Given data Block Start

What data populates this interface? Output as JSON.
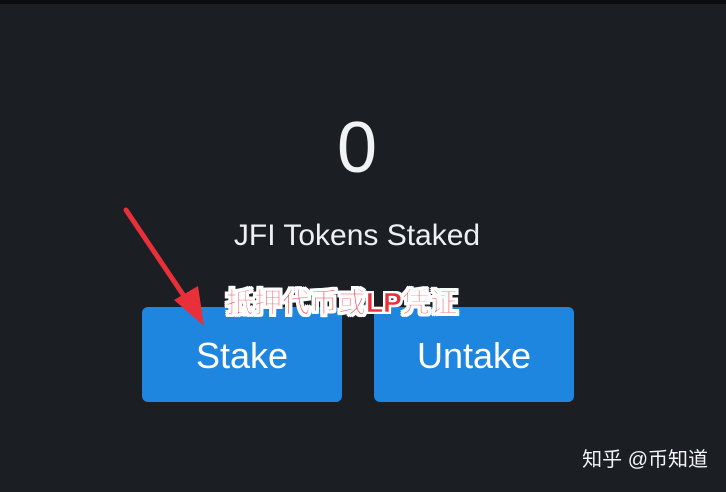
{
  "staking": {
    "amount": "0",
    "caption": "JFI Tokens Staked"
  },
  "actions": {
    "stake_label": "Stake",
    "untake_label": "Untake"
  },
  "annotation": {
    "text": "抵押代币或LP凭证",
    "arrow_icon": "red-arrow-icon",
    "color": "#e9303a"
  },
  "watermark": {
    "text": "知乎 @币知道"
  },
  "colors": {
    "background": "#1b1e23",
    "button": "#1f86e0",
    "text": "#f1f2f4"
  }
}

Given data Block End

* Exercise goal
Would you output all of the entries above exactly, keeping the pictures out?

* Response below
What data populates this interface? Output as JSON.
{
  "staking": {
    "amount": "0",
    "caption": "JFI Tokens Staked"
  },
  "actions": {
    "stake_label": "Stake",
    "untake_label": "Untake"
  },
  "annotation": {
    "text": "抵押代币或LP凭证",
    "arrow_icon": "red-arrow-icon",
    "color": "#e9303a"
  },
  "watermark": {
    "text": "知乎 @币知道"
  },
  "colors": {
    "background": "#1b1e23",
    "button": "#1f86e0",
    "text": "#f1f2f4"
  }
}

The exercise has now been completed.